Book Review: Sermons on Galatians
John Calvin, Sermons on Galatians
Old Paths Publications, New Jersey, USA, 1995
Hardback, xxx + 923pp.
John Calvin, the French Reformer,
preached these 43 sermons in Geneva between November 1557 and May 1558.
Paul’s epistle to the Galatians is polemical, dealing with the heresy of
justification by faith and works, which the Judaizers had introduced into
the churches that Paul had planted. Calvin rightly applies the teachings
of the book of Galatians to his own situation: the papists are
Judaizers. The arguments Calvin uses have lost none of their relevance. In

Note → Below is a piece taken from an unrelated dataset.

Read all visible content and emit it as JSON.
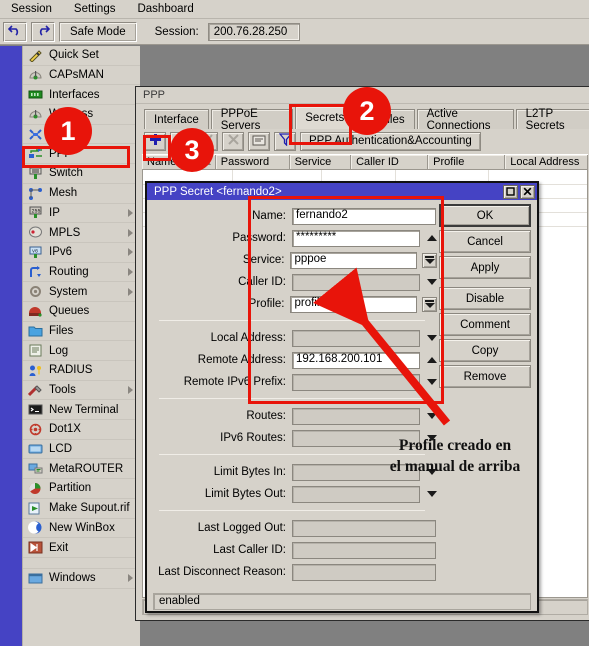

our day, the doctrine of justification by faith alone is being attacked,
denied and compromised, even by "Protestant" theologians.
Calvin’s preaching was clear, simple,

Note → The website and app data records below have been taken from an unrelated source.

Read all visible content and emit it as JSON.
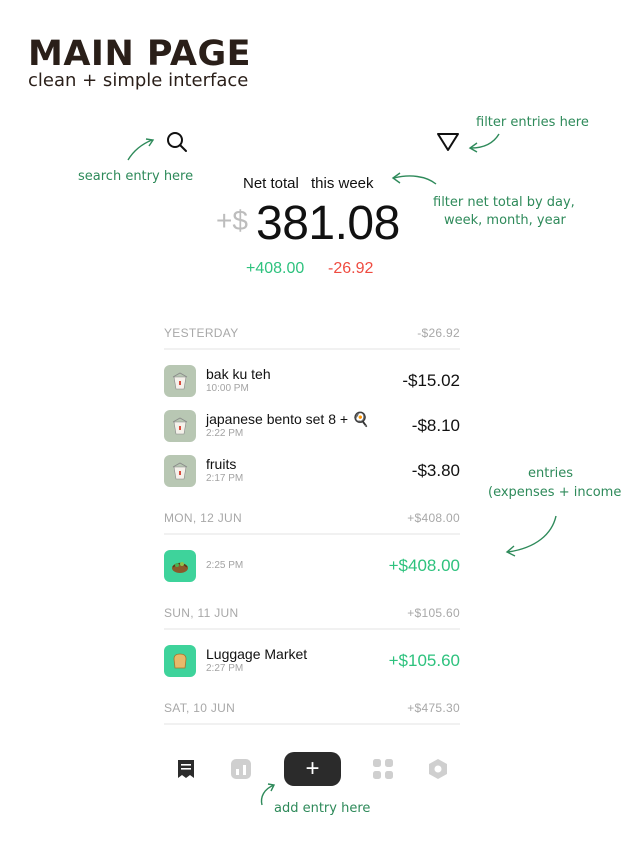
{
  "header": {
    "title": "MAIN PAGE",
    "subtitle": "clean + simple interface"
  },
  "annotations": {
    "search": "search entry here",
    "filter": "filter entries here",
    "period": [
      "filter net total by day,",
      "week, month, year"
    ],
    "entries": [
      "entries",
      "(expenses + income"
    ],
    "add": "add entry here"
  },
  "summary": {
    "label": "Net total",
    "period": "this week",
    "currency": "+$",
    "amount": "381.08",
    "income": "+408.00",
    "expense": "-26.92"
  },
  "sections": [
    {
      "label": "YESTERDAY",
      "total": "-$26.92",
      "entries": [
        {
          "name": "bak ku teh",
          "time": "10:00 PM",
          "amount": "-$15.02",
          "type": "expense",
          "icon": "takeout-box-icon"
        },
        {
          "name": "japanese bento set 8 + 🍳",
          "time": "2:22 PM",
          "amount": "-$8.10",
          "type": "expense",
          "icon": "takeout-box-icon"
        },
        {
          "name": "fruits",
          "time": "2:17 PM",
          "amount": "-$3.80",
          "type": "expense",
          "icon": "takeout-box-icon"
        }
      ]
    },
    {
      "label": "MON, 12 JUN",
      "total": "+$408.00",
      "entries": [
        {
          "name": "",
          "time": "2:25 PM",
          "amount": "+$408.00",
          "type": "income",
          "icon": "basket-icon"
        }
      ]
    },
    {
      "label": "SUN, 11 JUN",
      "total": "+$105.60",
      "entries": [
        {
          "name": "Luggage Market",
          "time": "2:27 PM",
          "amount": "+$105.60",
          "type": "income",
          "icon": "bread-icon"
        }
      ]
    },
    {
      "label": "SAT, 10 JUN",
      "total": "+$475.30",
      "entries": []
    }
  ],
  "nav": {
    "add_label": "+"
  },
  "colors": {
    "accent_green": "#2ec27e",
    "expense_red": "#ef4b40",
    "annotation_green": "#2e8a5a",
    "income_tile": "#3ed39b",
    "expense_tile": "#b8c7b3"
  }
}
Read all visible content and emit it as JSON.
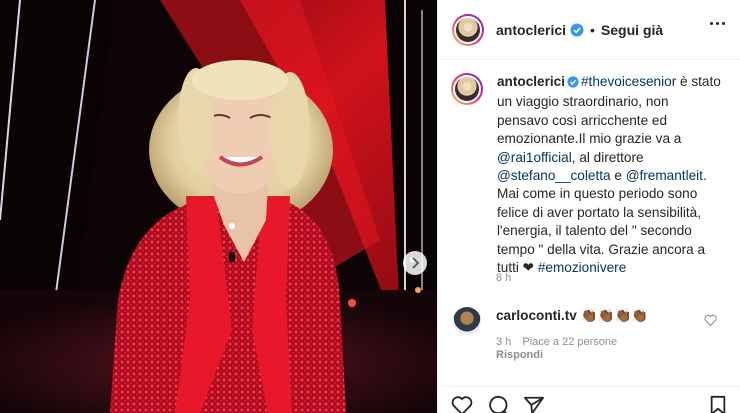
{
  "header": {
    "username": "antoclerici",
    "separator": "•",
    "follow_label": "Segui già"
  },
  "caption": {
    "username": "antoclerici",
    "hashtag1": "#thevoicesenior",
    "text1": " è stato un viaggio straordinario, non pensavo così arricchente ed emozionante.Il mio grazie va a ",
    "mention1": "@rai1official",
    "text2": ", al direttore ",
    "mention2": "@stefano__coletta",
    "text3": " e ",
    "mention3": "@fremantleit",
    "text4": ". Mai come in questo periodo sono felice di aver portato la sensibilità, l'energia, il talento del \" secondo tempo \" della vita. Grazie ancora a tutti ❤ ",
    "hashtag2": "#emozionivere",
    "time": "8 h"
  },
  "comment": {
    "username": "carloconti.tv",
    "text": "👏🏾👏🏾👏🏾👏🏾",
    "time": "3 h",
    "likes": "Piace a 22 persone",
    "reply_label": "Rispondi"
  },
  "icons": {
    "verified": "verified-badge-icon",
    "more": "more-options-icon",
    "next": "chevron-right-icon",
    "like": "heart-icon",
    "comment": "comment-icon",
    "share": "share-icon",
    "save": "bookmark-icon"
  },
  "colors": {
    "verified": "#3897f0",
    "link": "#00376b",
    "muted": "#8e8e8e",
    "dress": "#c8102e"
  }
}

direct and above all biblical. It was directed to young and old, rich and
poor, simple and educated alike. His practice was simply to expound
verse-by-verse and chapter-by-chapter what the Word says—a radical

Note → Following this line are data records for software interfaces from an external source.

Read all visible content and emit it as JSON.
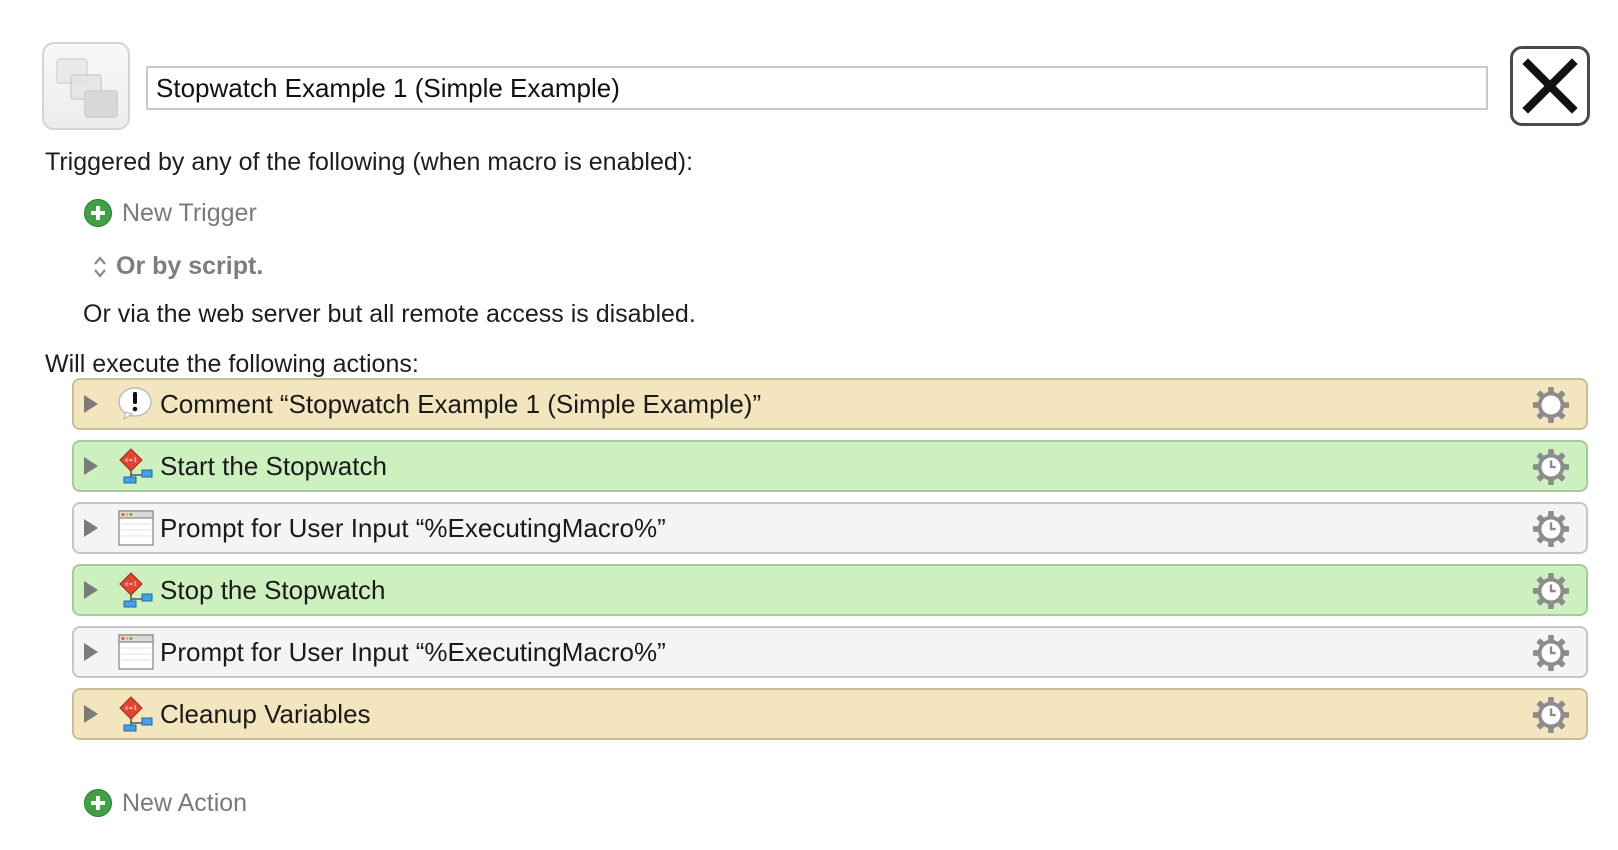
{
  "macro": {
    "icon": "macro-group-icon",
    "title": "Stopwatch Example 1 (Simple Example)"
  },
  "close_icon": "close-x-icon",
  "triggers": {
    "heading": "Triggered by any of the following (when macro is enabled):",
    "new_trigger_label": "New Trigger",
    "or_by_script_label": "Or by script.",
    "web_server_text": "Or via the web server but all remote access is disabled."
  },
  "actions": {
    "heading": "Will execute the following actions:",
    "items": [
      {
        "label": "Comment “Stopwatch Example 1 (Simple Example)”",
        "icon": "comment-icon",
        "color": "#f3e5bd",
        "gear": "gear-icon"
      },
      {
        "label": "Start the Stopwatch",
        "icon": "set-variable-icon",
        "color": "#cdf0bf",
        "gear": "gear-clock-icon"
      },
      {
        "label": "Prompt for User Input “%ExecutingMacro%”",
        "icon": "window-icon",
        "color": "#f4f4f4",
        "gear": "gear-clock-icon"
      },
      {
        "label": "Stop the Stopwatch",
        "icon": "set-variable-icon",
        "color": "#cdf0bf",
        "gear": "gear-clock-icon"
      },
      {
        "label": "Prompt for User Input “%ExecutingMacro%”",
        "icon": "window-icon",
        "color": "#f4f4f4",
        "gear": "gear-clock-icon"
      },
      {
        "label": "Cleanup Variables",
        "icon": "set-variable-icon",
        "color": "#f3e5bd",
        "gear": "gear-clock-icon"
      }
    ],
    "new_action_label": "New Action"
  },
  "colors": {
    "add_green": "#3fa044",
    "comment_tan": "#f3e5bd",
    "action_green": "#cdf0bf",
    "action_gray": "#f4f4f4"
  }
}
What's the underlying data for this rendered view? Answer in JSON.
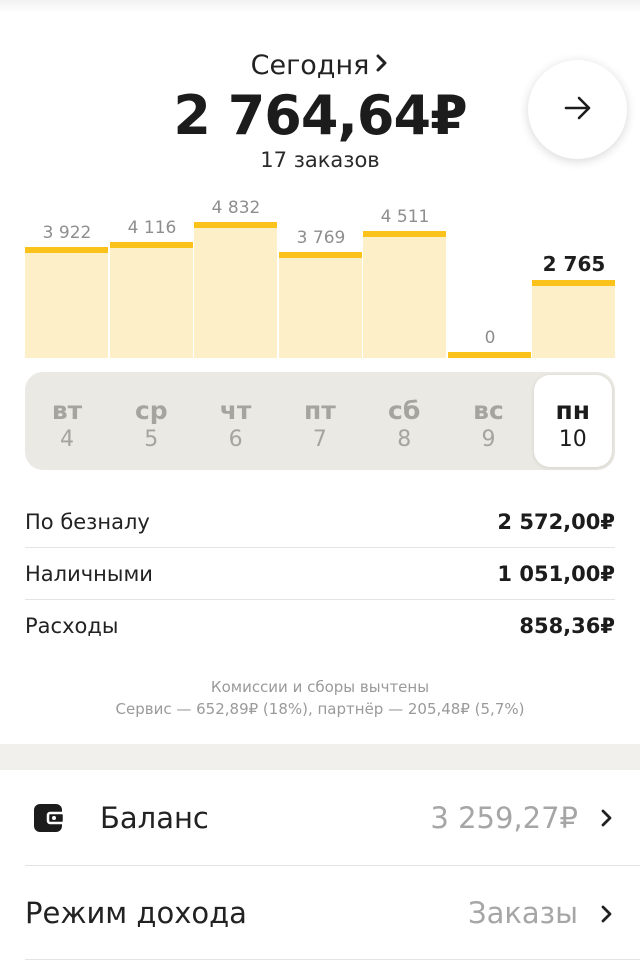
{
  "summary": {
    "period_label": "Сегодня",
    "total": "2 764,64₽",
    "orders": "17 заказов"
  },
  "chart_data": {
    "type": "bar",
    "categories": [
      "вт 4",
      "ср 5",
      "чт 6",
      "пт 7",
      "сб 8",
      "вс 9",
      "пн 10"
    ],
    "values": [
      3922,
      4116,
      4832,
      3769,
      4511,
      0,
      2765
    ],
    "value_labels": [
      "3 922",
      "4 116",
      "4 832",
      "3 769",
      "4 511",
      "0",
      "2 765"
    ],
    "active_index": 6,
    "ylim": [
      0,
      5600
    ],
    "colors": {
      "bar_fill": "#fdf0c9",
      "bar_top": "#fac21b"
    }
  },
  "days": [
    {
      "dow": "вт",
      "num": "4"
    },
    {
      "dow": "ср",
      "num": "5"
    },
    {
      "dow": "чт",
      "num": "6"
    },
    {
      "dow": "пт",
      "num": "7"
    },
    {
      "dow": "сб",
      "num": "8"
    },
    {
      "dow": "вс",
      "num": "9"
    },
    {
      "dow": "пн",
      "num": "10"
    }
  ],
  "breakdown": [
    {
      "label": "По безналу",
      "value": "2 572,00₽"
    },
    {
      "label": "Наличными",
      "value": "1 051,00₽"
    },
    {
      "label": "Расходы",
      "value": "858,36₽"
    }
  ],
  "note": {
    "line1": "Комиссии и сборы вычтены",
    "line2": "Сервис — 652,89₽ (18%), партнёр — 205,48₽ (5,7%)"
  },
  "menu": {
    "balance": {
      "icon": "wallet-icon",
      "title": "Баланс",
      "value": "3 259,27₽"
    },
    "income_mode": {
      "title": "Режим дохода",
      "value": "Заказы"
    }
  },
  "icons": {
    "next": "arrow-right-icon",
    "chevron": "chevron-right-icon"
  }
}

approach and a complete break with the practice of Rome where the people
were amused with "images and puppets" but not taught! In many
"Protestant" churches, this salutary practice of expository preaching has
been abandoned. Thus many professing Christians are ignorant, untaught and
a prey to every false teacher. Calvin took the preaching of the Word so
seriously that he says to his congregation, "it were much better that
we were drowned a hundred times, than that ever we should go up into the
pulpit if we should not utter God’s word faithfully" (sermon 27).
Calvin exalts the glory of God in Christ Jesus. He uses the Word to humble
the pride of man. There is no flattery in Calvin: "it is certain that a
man does always seek his own death, when he would have men to soothe him"
(sermon 4). Calvin uses lively language, which makes for interesting
reading. Examples of this are his vivid descriptions of the self-righteous
who "swell like Toads with the poison of pride" (sermon 37); his
designation of people who teach Perfectionism as "harebrains"
(sermon 2) and "Mastiff dogs" (sermon 35). He calls the gospel of
grace and works "a bastard gospel" (sermon 10) and "a half-assed
gospel" (sermon 8). These epithets are not gratuitous rudeness, as the
politically correct suggest; Calvin is serious. Calvin loved the truth of
Christ; he loved the church; and he used such language to warn and exhort,
just as Paul himself did (see, for example, his use of the word "dog" in
Philippians 3:1). It is for the lack of such warnings from the pulpit
today that many walk blindly into sin and are ensnared by false doctrine,
"a deadly poison" (sermon 4).
themes of these sermons are the depravity of man (words such as "filthiness
and dung," "uncleanness," "loathsome," "cursedness,"
"wretched worms of the earth" abound to describe man’s works); the
greatness of Christ’s righteousness and the efficacy of His atonement ("If
heaven and earth were turned upside down, it were not so great a
confusion, as to imagine that the Son of God has suffered in vain"
[sermon 13]) and the errors of Romanism. In this regard, it may be
surprising to some that Calvin’s main controversy with Rome was not
purgatory, or the Mass, or the authority of the Pope, but freewill. He
calls the advocates of freewill "besotted, yea even with too gross
ignorance" because they believed that God’s grace "flies in the air
like a Tennis ball and it is in [their] power and freewill to reach out
[their] hand to catch it and apply it to [their] use" (sermon 9). In
sermon 29 Calvin asks, "Whereabouts is our greatest strife nowadays but
for freewill, for merits, for satisfactions, and for such other things?"
He also addresses a host of other issues, including the role of the law,
Christian charity, the meaning of the sacraments, church discipline and
This book is
divided into manageable chapters (remember, the people of Geneva listened
to these chapters preached "live"), and there is a comprehensive index.
The lay-out is attractive and the print large. The book may appear long at
923 pages but I do not believe this is a disadvantage. If you are still put off by the length, you might be
interested to learn that Old Paths have also published other, shorter
books of Calvin’s sermons, namely, on Psalm 119, Election and
Reprobation (Jacob and Esau), Melchizedek and Abraham and
The Deity of Christ. Some of these are available from the CPRC bookstore
(£16.50 inc. P&P). I look forward to reading these too.